◆ What you are asked to do ◆
Restate each record word for word, omitting whatever pictures it holds.

◆ Available records ◆
************
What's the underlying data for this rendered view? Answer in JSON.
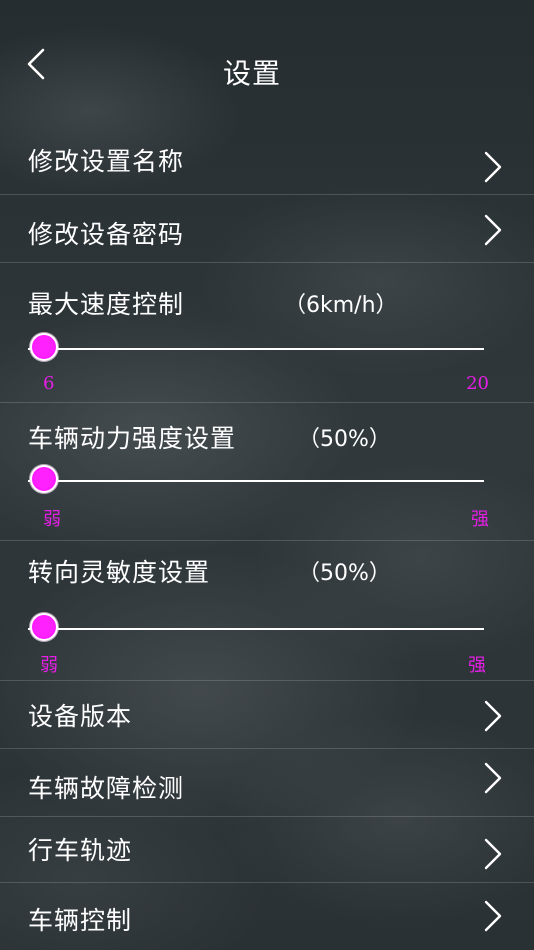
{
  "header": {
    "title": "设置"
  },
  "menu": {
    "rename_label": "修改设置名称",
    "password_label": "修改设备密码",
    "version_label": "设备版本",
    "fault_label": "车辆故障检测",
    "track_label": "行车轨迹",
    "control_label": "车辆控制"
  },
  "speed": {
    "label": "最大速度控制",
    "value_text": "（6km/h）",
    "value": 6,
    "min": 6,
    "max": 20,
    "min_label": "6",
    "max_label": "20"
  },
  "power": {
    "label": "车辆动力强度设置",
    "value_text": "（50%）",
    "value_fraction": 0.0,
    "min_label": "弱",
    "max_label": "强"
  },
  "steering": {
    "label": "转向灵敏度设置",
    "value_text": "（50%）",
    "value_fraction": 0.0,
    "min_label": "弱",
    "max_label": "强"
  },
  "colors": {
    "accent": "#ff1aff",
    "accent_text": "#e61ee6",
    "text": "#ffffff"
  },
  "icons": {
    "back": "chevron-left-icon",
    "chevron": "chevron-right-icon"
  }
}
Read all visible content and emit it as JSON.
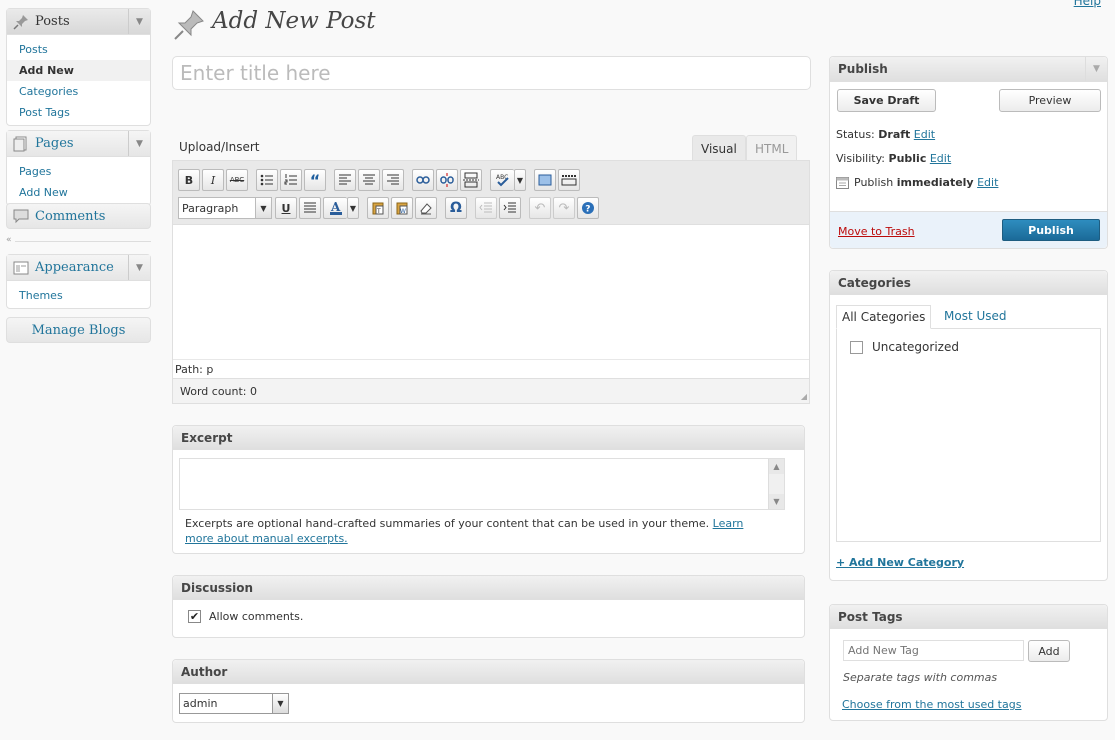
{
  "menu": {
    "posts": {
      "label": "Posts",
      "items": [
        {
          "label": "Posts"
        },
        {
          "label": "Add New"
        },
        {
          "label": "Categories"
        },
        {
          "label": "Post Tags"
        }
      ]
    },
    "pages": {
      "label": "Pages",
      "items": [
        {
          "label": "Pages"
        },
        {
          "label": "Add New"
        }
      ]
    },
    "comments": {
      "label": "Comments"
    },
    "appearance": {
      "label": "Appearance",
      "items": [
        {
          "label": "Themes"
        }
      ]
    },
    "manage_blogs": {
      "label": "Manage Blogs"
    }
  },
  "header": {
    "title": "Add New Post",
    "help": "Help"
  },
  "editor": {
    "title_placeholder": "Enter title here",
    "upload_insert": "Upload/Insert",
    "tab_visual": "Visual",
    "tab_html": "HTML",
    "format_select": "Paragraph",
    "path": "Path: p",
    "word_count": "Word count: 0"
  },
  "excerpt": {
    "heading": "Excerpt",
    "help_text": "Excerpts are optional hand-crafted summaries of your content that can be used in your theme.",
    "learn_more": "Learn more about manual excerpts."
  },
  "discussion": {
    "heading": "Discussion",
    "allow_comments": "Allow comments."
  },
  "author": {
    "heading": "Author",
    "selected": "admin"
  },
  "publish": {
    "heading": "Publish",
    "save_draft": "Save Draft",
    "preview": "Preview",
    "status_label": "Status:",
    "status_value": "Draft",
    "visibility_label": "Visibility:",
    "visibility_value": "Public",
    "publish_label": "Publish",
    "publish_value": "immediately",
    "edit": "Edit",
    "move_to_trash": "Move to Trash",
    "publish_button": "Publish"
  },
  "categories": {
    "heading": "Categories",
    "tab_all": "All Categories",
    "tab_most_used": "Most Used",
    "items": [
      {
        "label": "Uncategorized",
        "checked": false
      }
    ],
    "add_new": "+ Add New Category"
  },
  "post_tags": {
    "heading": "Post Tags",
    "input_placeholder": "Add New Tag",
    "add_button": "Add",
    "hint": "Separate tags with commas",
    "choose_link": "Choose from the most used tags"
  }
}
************
◆ Exercise output ◆
What's the underlying data for this rendered view? Answer in JSON.
{
  "header": {
    "title": "设置"
  },
  "menu": {
    "rename_label": "修改设置名称",
    "password_label": "修改设备密码",
    "version_label": "设备版本",
    "fault_label": "车辆故障检测",
    "track_label": "行车轨迹",
    "control_label": "车辆控制"
  },
  "speed": {
    "label": "最大速度控制",
    "value_text": "（6km/h）",
    "value": 6,
    "min": 6,
    "max": 20,
    "min_label": "6",
    "max_label": "20"
  },
  "power": {
    "label": "车辆动力强度设置",
    "value_text": "（50%）",
    "value_fraction": 0.0,
    "min_label": "弱",
    "max_label": "强"
  },
  "steering": {
    "label": "转向灵敏度设置",
    "value_text": "（50%）",
    "value_fraction": 0.0,
    "min_label": "弱",
    "max_label": "强"
  },
  "colors": {
    "accent": "#ff1aff",
    "accent_text": "#e61ee6",
    "text": "#ffffff"
  },
  "icons": {
    "back": "chevron-left-icon",
    "chevron": "chevron-right-icon"
  }
}
Read all visible content and emit it as JSON.
{
  "menu": {
    "posts": {
      "label": "Posts",
      "items": [
        {
          "label": "Posts"
        },
        {
          "label": "Add New"
        },
        {
          "label": "Categories"
        },
        {
          "label": "Post Tags"
        }
      ]
    },
    "pages": {
      "label": "Pages",
      "items": [
        {
          "label": "Pages"
        },
        {
          "label": "Add New"
        }
      ]
    },
    "comments": {
      "label": "Comments"
    },
    "appearance": {
      "label": "Appearance",
      "items": [
        {
          "label": "Themes"
        }
      ]
    },
    "manage_blogs": {
      "label": "Manage Blogs"
    }
  },
  "header": {
    "title": "Add New Post",
    "help": "Help"
  },
  "editor": {
    "title_placeholder": "Enter title here",
    "upload_insert": "Upload/Insert",
    "tab_visual": "Visual",
    "tab_html": "HTML",
    "format_select": "Paragraph",
    "path": "Path: p",
    "word_count": "Word count: 0"
  },
  "excerpt": {
    "heading": "Excerpt",
    "help_text": "Excerpts are optional hand-crafted summaries of your content that can be used in your theme.",
    "learn_more": "Learn more about manual excerpts."
  },
  "discussion": {
    "heading": "Discussion",
    "allow_comments": "Allow comments."
  },
  "author": {
    "heading": "Author",
    "selected": "admin"
  },
  "publish": {
    "heading": "Publish",
    "save_draft": "Save Draft",
    "preview": "Preview",
    "status_label": "Status:",
    "status_value": "Draft",
    "visibility_label": "Visibility:",
    "visibility_value": "Public",
    "publish_label": "Publish",
    "publish_value": "immediately",
    "edit": "Edit",
    "move_to_trash": "Move to Trash",
    "publish_button": "Publish"
  },
  "categories": {
    "heading": "Categories",
    "tab_all": "All Categories",
    "tab_most_used": "Most Used",
    "items": [
      {
        "label": "Uncategorized",
        "checked": false
      }
    ],
    "add_new": "+ Add New Category"
  },
  "post_tags": {
    "heading": "Post Tags",
    "input_placeholder": "Add New Tag",
    "add_button": "Add",
    "hint": "Separate tags with commas",
    "choose_link": "Choose from the most used tags"
  }
}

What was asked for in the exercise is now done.